Central America

Terrifying, heart-rending, defeating: 10 hours on patrol along the Mexican border

A dispatcher's voice crackled over the scanner, and Raquel Medina turned up the sound. Traffic north of the river. An agent had spotted footprints in the dirt.

Medina gunned the engine of her green and white U.S. Border Patrol truck, drove down a dirt road, pulled over and plunged into the mesquite brush. It was 106 degrees.

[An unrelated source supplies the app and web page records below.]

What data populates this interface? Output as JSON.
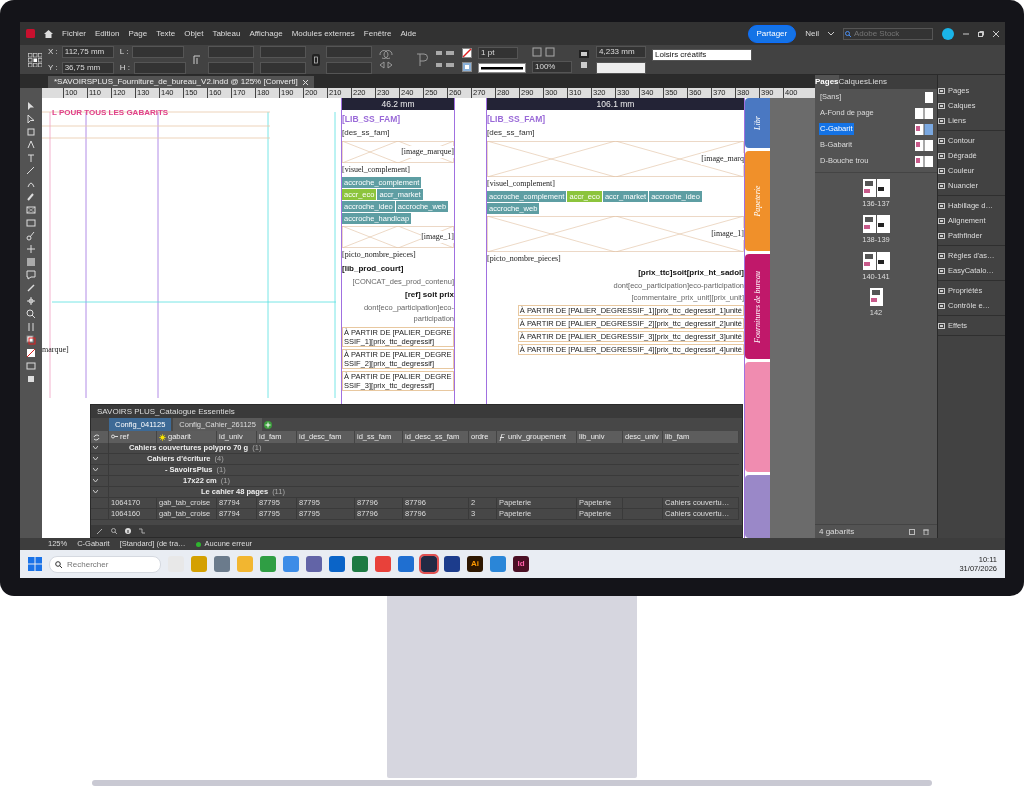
{
  "window": {
    "title": "*SAVOIRSPLUS_Fourniture_de_bureau_V2.indd @ 125% [Converti]"
  },
  "menu": [
    "Fichier",
    "Edition",
    "Page",
    "Texte",
    "Objet",
    "Tableau",
    "Affichage",
    "Modules externes",
    "Fenêtre",
    "Aide"
  ],
  "topbar": {
    "share": "Partager",
    "user": "Neil",
    "search": {
      "placeholder": "Adobe Stock"
    }
  },
  "control_bar": {
    "x_label": "X :",
    "x": "112,75 mm",
    "y_label": "Y :",
    "y": "36,75 mm",
    "w_label": "L :",
    "h_label": "H :",
    "stroke": "1 pt",
    "opacity": "100%",
    "spacing": "4,233 mm",
    "style": "Loisirs créatifs"
  },
  "ruler": [
    "100",
    "110",
    "120",
    "130",
    "140",
    "150",
    "160",
    "170",
    "180",
    "190",
    "200",
    "210",
    "220",
    "230",
    "240",
    "250",
    "260",
    "270",
    "280",
    "290",
    "300",
    "310",
    "320",
    "330",
    "340",
    "350",
    "360",
    "370",
    "380",
    "390",
    "400"
  ],
  "canvas": {
    "page_heading": "L POUR TOUS LES GABARITS",
    "left_label": "marque]",
    "blocks": [
      {
        "width_label": "46.2 mm",
        "items": [
          {
            "kind": "title",
            "text": "[LIB_SS_FAM]"
          },
          {
            "kind": "text",
            "text": "[des_ss_fam]"
          },
          {
            "kind": "frame",
            "text": "[image_marque]"
          },
          {
            "kind": "label",
            "text": "[visuel_complement]"
          },
          {
            "kind": "tag",
            "text": "accroche_complement",
            "color": "#5e9ea3"
          },
          {
            "kind": "tag",
            "text": "accr_eco",
            "color": "#8cc43c"
          },
          {
            "kind": "tag",
            "text": "accr_market",
            "color": "#5e9ea3"
          },
          {
            "kind": "tag",
            "text": "accroche_ideo",
            "color": "#5e9ea3"
          },
          {
            "kind": "tag",
            "text": "accroche_web",
            "color": "#5e9ea3"
          },
          {
            "kind": "tag",
            "text": "accroche_handicap",
            "color": "#5e9ea3"
          },
          {
            "kind": "frame",
            "text": "[image_1]"
          },
          {
            "kind": "label",
            "text": "[picto_nombre_pieces]"
          },
          {
            "kind": "title2",
            "text": "[lib_prod_court]"
          },
          {
            "kind": "small",
            "text": "[CONCAT_des_prod_contenu]"
          },
          {
            "kind": "price",
            "text": "[ref] soit prix"
          },
          {
            "kind": "small",
            "text": "dont[eco_participation]eco-participation"
          },
          {
            "kind": "tier",
            "text": "À PARTIR DE [PALIER_DEGRESSIF_1][prix_ttc_degressif]"
          },
          {
            "kind": "tier",
            "text": "À PARTIR DE [PALIER_DEGRESSIF_2][prix_ttc_degressif]"
          },
          {
            "kind": "tier",
            "text": "À PARTIR DE [PALIER_DEGRESSIF_3][prix_ttc_degressif]"
          }
        ]
      },
      {
        "width_label": "106.1 mm",
        "items": [
          {
            "kind": "title",
            "text": "[LIB_SS_FAM]"
          },
          {
            "kind": "text",
            "text": "[des_ss_fam]"
          },
          {
            "kind": "frame",
            "text": "[image_marq"
          },
          {
            "kind": "label",
            "text": "[visuel_complement]"
          },
          {
            "kind": "tag",
            "text": "accroche_complement",
            "color": "#5e9ea3"
          },
          {
            "kind": "tag",
            "text": "accr_eco",
            "color": "#8cc43c"
          },
          {
            "kind": "tag",
            "text": "accr_market",
            "color": "#5e9ea3"
          },
          {
            "kind": "tag",
            "text": "accroche_ideo",
            "color": "#5e9ea3"
          },
          {
            "kind": "tag",
            "text": "accroche_web",
            "color": "#5e9ea3"
          },
          {
            "kind": "frame",
            "text": "[image_1]"
          },
          {
            "kind": "label",
            "text": "[picto_nombre_pieces]"
          },
          {
            "kind": "price",
            "text": "[prix_ttc]soit[prix_ht_sadol]"
          },
          {
            "kind": "small",
            "text": "dont[eco_participation]eco-participation"
          },
          {
            "kind": "small",
            "text": "[commentaire_prix_unit][prix_unit]"
          },
          {
            "kind": "tier",
            "text": "À PARTIR DE [PALIER_DEGRESSIF_1][prix_ttc_degressif_1]unité"
          },
          {
            "kind": "tier",
            "text": "À PARTIR DE [PALIER_DEGRESSIF_2][prix_ttc_degressif_2]unité"
          },
          {
            "kind": "tier",
            "text": "À PARTIR DE [PALIER_DEGRESSIF_3][prix_ttc_degressif_3]unité"
          },
          {
            "kind": "tier",
            "text": "À PARTIR DE [PALIER_DEGRESSIF_4][prix_ttc_degressif_4]unité"
          }
        ]
      }
    ],
    "section_tabs": [
      {
        "label": "Libr",
        "color": "#4a78c2"
      },
      {
        "label": "Papeterie",
        "color": "#f0902a"
      },
      {
        "label": "Fournitures de bureau",
        "color": "#c0186a"
      },
      {
        "color": "#f08cb0"
      },
      {
        "color": "#9a88c8"
      }
    ]
  },
  "pages_panel": {
    "tabs": [
      {
        "label": "Pages",
        "selected": true
      },
      {
        "label": "Calques",
        "selected": false
      },
      {
        "label": "Liens",
        "selected": false
      }
    ],
    "masters": [
      {
        "label": "[Sans]",
        "selected": false
      },
      {
        "label": "A-Fond de page",
        "selected": false
      },
      {
        "label": "C-Gabarit",
        "selected": true
      },
      {
        "label": "B-Gabarit",
        "selected": false
      },
      {
        "label": "D-Bouche trou",
        "selected": false
      }
    ],
    "spreads": [
      "136-137",
      "138-139",
      "140-141",
      "142"
    ],
    "footer": "4 gabarits"
  },
  "side_panels": [
    [
      "Pages",
      "Calques",
      "Liens"
    ],
    [
      "Contour",
      "Dégradé",
      "Couleur",
      "Nuancier"
    ],
    [
      "Habillage d…",
      "Alignement",
      "Pathfinder"
    ],
    [
      "Règles d'as…",
      "EasyCatalo…"
    ],
    [
      "Propriétés",
      "Contrôle e…"
    ],
    [
      "Effets"
    ]
  ],
  "data_panel": {
    "title": "SAVOIRS PLUS_Catalogue Essentiels",
    "tabs": [
      {
        "label": "Config_041125",
        "selected": true
      },
      {
        "label": "Config_Cahier_261125",
        "selected": false
      }
    ],
    "columns": [
      "ref",
      "gabarit",
      "id_univ",
      "id_fam",
      "id_desc_fam",
      "id_ss_fam",
      "id_desc_ss_fam",
      "ordre",
      "univ_groupement",
      "lib_univ",
      "desc_univ",
      "lib_fam"
    ],
    "groups": [
      {
        "label": "Cahiers couvertures polypro 70 g",
        "count": "(1)",
        "expanded": true,
        "children": [
          {
            "label": "Cahiers d'écriture",
            "count": "(4)",
            "expanded": true,
            "children": [
              {
                "label": "- SavoirsPlus",
                "count": "(1)",
                "expanded": true,
                "children": [
                  {
                    "label": "17x22 cm",
                    "count": "(1)",
                    "expanded": true,
                    "children": [
                      {
                        "label": "Le cahier 48 pages",
                        "count": "(11)",
                        "expanded": true
                      }
                    ]
                  }
                ]
              }
            ]
          }
        ]
      }
    ],
    "rows": [
      [
        "1064170",
        "gab_tab_croise",
        "87794",
        "87795",
        "87795",
        "87796",
        "87796",
        "2",
        "Papeterie",
        "Papeterie",
        null,
        "Cahiers couvertu…"
      ],
      [
        "1064160",
        "gab_tab_croise",
        "87794",
        "87795",
        "87795",
        "87796",
        "87796",
        "3",
        "Papeterie",
        "Papeterie",
        null,
        "Cahiers couvertu…"
      ]
    ]
  },
  "status_bar": {
    "zoom": "125%",
    "master": "C-Gabarit",
    "profile": "[Standard] (de tra…",
    "preflight": "Aucune erreur"
  },
  "taskbar": {
    "search": {
      "placeholder": "Rechercher"
    },
    "apps": [
      {
        "color": "#e8e8e8",
        "selected": false
      },
      {
        "color": "#d4a000",
        "selected": false
      },
      {
        "color": "#6b7b8c",
        "selected": false
      },
      {
        "color": "#f2b630",
        "selected": false
      },
      {
        "color": "#2f9e44",
        "selected": false
      },
      {
        "color": "#3c8ce7",
        "selected": false
      },
      {
        "color": "#6264a7",
        "selected": false
      },
      {
        "color": "#0a64c8",
        "selected": false
      },
      {
        "color": "#1d7a43",
        "selected": false
      },
      {
        "color": "#e8413a",
        "selected": false
      },
      {
        "color": "#1f6fd1",
        "selected": false
      },
      {
        "color": "#222a44",
        "selected": true
      },
      {
        "color": "#1c3c8c",
        "selected": false
      },
      {
        "color": "#2e1700",
        "label": "Ai",
        "selected": false
      },
      {
        "color": "#2a86d8",
        "selected": false
      },
      {
        "color": "#4b0f24",
        "label": "Id",
        "selected": false
      }
    ],
    "time": "10:11",
    "date": "31/07/2026"
  }
}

She darted through spiny bushes that reached above her 5-foot-8-inch frame. A branch caught her frizzy brown hair, coiled in a bun. Those could be families up ahead, in which case there would be no need for the handcuffs dangling from her right hip. Or children traveling alone. They could be men smuggling drugs or inked with teardrop tattoos, meaning...